Tags: , , , , , , , , ,

Bertrand Lavier, an a cappella interview
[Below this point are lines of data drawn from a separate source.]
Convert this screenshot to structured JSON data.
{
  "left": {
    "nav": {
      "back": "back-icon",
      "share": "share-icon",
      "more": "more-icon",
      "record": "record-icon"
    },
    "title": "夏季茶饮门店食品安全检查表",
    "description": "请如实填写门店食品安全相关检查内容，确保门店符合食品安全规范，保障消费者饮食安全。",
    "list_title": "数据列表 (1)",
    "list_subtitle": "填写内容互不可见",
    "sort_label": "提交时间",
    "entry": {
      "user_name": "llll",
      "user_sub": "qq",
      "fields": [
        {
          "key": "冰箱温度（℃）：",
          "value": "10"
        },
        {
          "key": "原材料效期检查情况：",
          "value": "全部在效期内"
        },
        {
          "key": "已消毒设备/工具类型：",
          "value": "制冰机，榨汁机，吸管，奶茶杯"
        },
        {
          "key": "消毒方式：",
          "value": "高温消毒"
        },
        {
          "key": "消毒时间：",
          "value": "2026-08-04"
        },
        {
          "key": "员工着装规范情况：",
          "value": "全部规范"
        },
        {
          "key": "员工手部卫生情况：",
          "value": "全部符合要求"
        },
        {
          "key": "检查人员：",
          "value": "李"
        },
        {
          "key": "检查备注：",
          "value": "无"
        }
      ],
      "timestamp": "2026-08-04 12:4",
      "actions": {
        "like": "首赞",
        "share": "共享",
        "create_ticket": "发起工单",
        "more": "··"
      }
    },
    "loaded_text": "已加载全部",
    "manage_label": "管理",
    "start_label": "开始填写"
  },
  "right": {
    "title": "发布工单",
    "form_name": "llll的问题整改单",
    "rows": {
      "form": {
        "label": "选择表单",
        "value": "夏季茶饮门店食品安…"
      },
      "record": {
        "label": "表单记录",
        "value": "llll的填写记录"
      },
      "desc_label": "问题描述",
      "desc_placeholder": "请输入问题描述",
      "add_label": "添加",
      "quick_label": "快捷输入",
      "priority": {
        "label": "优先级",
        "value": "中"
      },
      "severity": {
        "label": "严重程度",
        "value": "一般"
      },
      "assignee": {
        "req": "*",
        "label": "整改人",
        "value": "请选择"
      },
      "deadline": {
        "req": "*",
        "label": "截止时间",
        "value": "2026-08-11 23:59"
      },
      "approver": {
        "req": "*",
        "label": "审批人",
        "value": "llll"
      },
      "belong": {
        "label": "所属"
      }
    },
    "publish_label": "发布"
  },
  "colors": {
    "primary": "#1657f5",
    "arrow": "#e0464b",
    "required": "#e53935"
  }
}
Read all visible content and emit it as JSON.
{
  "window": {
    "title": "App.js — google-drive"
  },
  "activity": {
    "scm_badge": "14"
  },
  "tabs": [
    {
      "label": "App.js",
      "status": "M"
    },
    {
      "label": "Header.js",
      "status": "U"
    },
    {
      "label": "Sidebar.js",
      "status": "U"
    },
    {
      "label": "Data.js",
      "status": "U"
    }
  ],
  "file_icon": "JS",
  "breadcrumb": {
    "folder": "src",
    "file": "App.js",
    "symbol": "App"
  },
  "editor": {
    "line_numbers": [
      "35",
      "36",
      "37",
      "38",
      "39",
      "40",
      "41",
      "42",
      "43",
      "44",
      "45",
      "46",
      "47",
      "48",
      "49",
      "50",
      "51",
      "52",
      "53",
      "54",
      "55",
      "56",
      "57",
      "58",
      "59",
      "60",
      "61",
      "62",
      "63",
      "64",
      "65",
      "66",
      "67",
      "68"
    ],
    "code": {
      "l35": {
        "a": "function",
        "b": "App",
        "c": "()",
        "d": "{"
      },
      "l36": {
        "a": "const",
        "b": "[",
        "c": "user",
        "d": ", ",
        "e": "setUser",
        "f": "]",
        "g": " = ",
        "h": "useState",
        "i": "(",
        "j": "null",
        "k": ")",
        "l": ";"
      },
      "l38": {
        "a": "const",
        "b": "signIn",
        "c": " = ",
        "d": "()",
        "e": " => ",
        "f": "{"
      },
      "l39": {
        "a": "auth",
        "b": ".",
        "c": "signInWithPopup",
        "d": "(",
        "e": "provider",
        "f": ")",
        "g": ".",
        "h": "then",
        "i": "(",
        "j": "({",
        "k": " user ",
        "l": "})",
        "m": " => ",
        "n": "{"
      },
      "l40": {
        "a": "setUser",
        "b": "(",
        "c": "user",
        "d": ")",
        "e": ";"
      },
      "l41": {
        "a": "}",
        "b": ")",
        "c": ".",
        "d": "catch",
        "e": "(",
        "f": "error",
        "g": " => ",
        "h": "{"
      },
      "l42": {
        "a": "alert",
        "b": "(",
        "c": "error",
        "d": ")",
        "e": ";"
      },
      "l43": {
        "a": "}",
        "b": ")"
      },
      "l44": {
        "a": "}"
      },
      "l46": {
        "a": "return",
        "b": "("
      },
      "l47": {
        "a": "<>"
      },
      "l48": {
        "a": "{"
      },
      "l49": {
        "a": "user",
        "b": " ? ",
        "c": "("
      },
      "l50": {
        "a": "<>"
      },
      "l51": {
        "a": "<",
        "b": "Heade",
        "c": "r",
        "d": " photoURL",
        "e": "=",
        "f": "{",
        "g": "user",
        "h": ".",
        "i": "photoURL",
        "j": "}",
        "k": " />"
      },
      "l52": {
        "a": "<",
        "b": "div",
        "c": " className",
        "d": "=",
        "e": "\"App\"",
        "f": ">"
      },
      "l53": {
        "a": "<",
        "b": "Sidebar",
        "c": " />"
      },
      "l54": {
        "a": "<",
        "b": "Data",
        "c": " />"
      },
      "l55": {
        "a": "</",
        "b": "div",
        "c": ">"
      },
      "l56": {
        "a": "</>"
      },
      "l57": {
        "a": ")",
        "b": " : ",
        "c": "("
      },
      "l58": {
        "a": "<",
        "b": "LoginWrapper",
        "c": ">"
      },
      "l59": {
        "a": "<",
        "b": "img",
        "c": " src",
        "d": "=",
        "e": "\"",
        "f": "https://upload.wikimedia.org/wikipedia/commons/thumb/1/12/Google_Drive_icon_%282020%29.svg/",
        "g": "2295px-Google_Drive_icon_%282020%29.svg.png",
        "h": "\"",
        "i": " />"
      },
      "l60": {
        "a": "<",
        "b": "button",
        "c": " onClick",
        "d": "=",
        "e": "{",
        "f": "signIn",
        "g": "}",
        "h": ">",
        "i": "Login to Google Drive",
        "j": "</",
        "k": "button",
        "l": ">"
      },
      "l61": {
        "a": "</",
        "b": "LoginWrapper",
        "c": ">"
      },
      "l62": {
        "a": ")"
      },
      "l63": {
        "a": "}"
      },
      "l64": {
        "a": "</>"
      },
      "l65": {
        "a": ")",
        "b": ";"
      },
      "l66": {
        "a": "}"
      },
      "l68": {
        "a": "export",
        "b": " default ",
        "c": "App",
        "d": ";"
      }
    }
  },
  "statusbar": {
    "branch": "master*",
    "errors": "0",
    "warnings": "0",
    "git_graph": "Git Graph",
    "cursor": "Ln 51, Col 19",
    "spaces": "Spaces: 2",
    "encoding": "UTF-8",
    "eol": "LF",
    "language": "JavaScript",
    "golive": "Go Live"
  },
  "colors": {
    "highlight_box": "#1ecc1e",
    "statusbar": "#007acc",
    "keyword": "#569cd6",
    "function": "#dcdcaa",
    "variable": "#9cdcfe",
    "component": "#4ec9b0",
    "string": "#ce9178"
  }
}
Following a long collaboration with the gallerist Yvon Lambert, Bertrand Lavier is, for the first time, showing work at the Almine Rech gallery. The artist is presenting a set of works from different “construction sites”, series that he gradually picks up over time as his work evolves. A guided tour.   Bertrand, your exhibition starts with a “painting room”… Here, I present several series of works, including new “Walt Disney Productions”. These works have classic frames, which give them a kitsch insolence. Stemming from one fiction – the one drawn by Walt Disney – they tip over to another – one associated with the field of art. These bright white wooden frames with foliage and arabesques highlight their artificial aspect. This is the first time that you’re using frames even if they were already present in the 1947 Walt Disney cartoon Mickey at the Museum of Modern Art. The Walt Disney Productions “construction site” started in 1984 with a series of Cibachromes, then ink jets on canvas until 2013, the year when I started painting on these prints. It was also in 1984 that I started covering mirrors with a “Van Gogh touch”. From 2011, I stopped covering their entire surface but instead would paint them with a “brushstroke touch” immortalised by Roy Lichtenstein. This way, I appropriated a fundamental gesture from contemporary painting and used it on the mirrors and Walt Disney Productions. This gesture, freer than the “Van Gogh” touch, allows me to easily follow the curves of painted motifs. For the Walt Disney Productions presented here, the fact that the whole of the canvas isn’t covered with paint means that the motif of the serigraphed outline is left visible, showing the stages preceding the final result. Have you used all the works that Mickey and Minnie discover...

Tags: , , , , , , , ,

Ad.